Allergy or stress are not the only reasons why some women have incontinence. For example, you might be worried about your partner’s inability to control their ejaculation. Thankfully, there are solutions for women who have trouble controlling their incontinence, as well. Read on to discover some of the best tips for women with incontinence. You’ll be much better equipped to deal with the situation!

Women incontinentes

Incontinence is a condition in which a woman can pee even though she doesn’t want to. It is often more common in older women, but it can happen at any age. In addition to age, it can also be a sign of pregnancy or a recent baby. Symptoms and causes vary, but in most cases incontinence is the result of a physical problem, like an illness or pregnancy.

The word « incontinent » evokes a feeling of shame and lack of control. Unfortunately, more than half of women who use pads for incontinence have not seen a doctor in the past year. But treatment options for incontinence have improved dramatically in the last twenty years. Fortunately, women can take advantage of more effective solutions for this problem than ever. While the first step in a treatment plan is identifying the source of the problem, the next step is seeking treatment for it.

While the symptoms of women incontinentes are often difficult to pinpoint, a recent study found that 65% of women experience leakage at least once a month and a quarter have it daily. One third of these women were embarrassed to talk about it, while 42% said they avoided talking about it with others because of the social stigma. Regardless of the cause, proper treatment can help women live normal lives without having to worry about losing control of their bladder.

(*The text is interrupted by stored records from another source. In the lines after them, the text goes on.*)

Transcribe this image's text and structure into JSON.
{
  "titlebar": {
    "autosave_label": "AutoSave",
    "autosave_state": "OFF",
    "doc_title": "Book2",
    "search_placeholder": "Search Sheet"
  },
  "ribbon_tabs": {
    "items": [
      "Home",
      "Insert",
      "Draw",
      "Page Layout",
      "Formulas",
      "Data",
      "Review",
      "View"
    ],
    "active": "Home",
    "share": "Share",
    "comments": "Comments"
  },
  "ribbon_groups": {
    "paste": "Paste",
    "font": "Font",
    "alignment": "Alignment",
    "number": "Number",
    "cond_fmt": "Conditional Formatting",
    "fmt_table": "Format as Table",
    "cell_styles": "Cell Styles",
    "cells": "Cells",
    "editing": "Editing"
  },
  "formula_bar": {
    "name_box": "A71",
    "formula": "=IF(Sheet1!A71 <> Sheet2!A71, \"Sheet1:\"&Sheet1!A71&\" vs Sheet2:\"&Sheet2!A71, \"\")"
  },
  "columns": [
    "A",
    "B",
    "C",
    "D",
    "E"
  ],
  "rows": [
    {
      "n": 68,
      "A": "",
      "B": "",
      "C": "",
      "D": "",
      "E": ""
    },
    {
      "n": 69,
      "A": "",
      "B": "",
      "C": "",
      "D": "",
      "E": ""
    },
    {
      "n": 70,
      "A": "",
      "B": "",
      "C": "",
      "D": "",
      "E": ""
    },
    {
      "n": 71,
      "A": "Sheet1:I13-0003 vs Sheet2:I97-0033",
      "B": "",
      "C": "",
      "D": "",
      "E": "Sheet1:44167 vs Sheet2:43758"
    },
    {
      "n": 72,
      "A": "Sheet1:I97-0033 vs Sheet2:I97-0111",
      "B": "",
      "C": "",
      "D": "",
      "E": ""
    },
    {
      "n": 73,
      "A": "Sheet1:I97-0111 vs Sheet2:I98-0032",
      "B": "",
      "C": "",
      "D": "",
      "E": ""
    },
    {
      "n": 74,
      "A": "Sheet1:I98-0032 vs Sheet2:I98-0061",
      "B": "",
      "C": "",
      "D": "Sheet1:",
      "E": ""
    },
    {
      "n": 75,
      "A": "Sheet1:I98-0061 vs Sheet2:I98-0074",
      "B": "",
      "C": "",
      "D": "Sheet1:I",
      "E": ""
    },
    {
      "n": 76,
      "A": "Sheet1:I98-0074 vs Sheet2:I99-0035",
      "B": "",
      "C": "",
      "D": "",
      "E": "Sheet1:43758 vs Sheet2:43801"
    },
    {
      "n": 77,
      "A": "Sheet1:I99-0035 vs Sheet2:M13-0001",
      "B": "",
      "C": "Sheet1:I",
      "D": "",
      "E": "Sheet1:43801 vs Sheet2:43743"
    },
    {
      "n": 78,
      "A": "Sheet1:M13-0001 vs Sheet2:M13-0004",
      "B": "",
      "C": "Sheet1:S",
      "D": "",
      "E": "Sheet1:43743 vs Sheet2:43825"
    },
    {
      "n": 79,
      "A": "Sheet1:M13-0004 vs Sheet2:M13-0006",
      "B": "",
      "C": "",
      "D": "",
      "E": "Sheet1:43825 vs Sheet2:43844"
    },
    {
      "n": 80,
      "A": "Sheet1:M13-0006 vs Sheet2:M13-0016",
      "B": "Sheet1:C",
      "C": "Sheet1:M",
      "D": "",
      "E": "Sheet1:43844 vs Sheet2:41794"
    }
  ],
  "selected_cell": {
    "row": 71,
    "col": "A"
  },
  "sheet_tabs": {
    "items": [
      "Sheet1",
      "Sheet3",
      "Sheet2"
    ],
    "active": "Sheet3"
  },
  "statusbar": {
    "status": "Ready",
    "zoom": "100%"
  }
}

The prevalence of incontinence among women varied according to race. For instance, Hispanic women had a significantly lower incidence of daily incontinence than white and black women. Moreover, the risk of acute and chronic incontinence was higher among women of Asian-American descent. Although racial differences in the prevalence of incontinence was not significant, women with the condition of incontinence are likely to experience a variety of medical treatments.

Fortunately, there is a cure for women incontinentes. Surgical and medical treatments can often be effective, but incontinence cannot be completely cured. Treatment options range from pills and bladder support devices to pessaries. Many women find that lifestyle changes and pelvic floor exercises help control incontinence. In some cases, patients may require surgery to relieve the symptoms. For the long-term, however, women with incontinence can live normal lives.

While there are many causes of stress incontinence, one of the most common causes is weakened pelvic floor muscles. These muscles surround the urethra, so when a person experiences physical stress, their pelvic floor muscles are overloaded. This causes involuntary urine leakage. Many people with this type of incontinence go to the bathroom more than eight times per day and often get up several times in the middle of the night.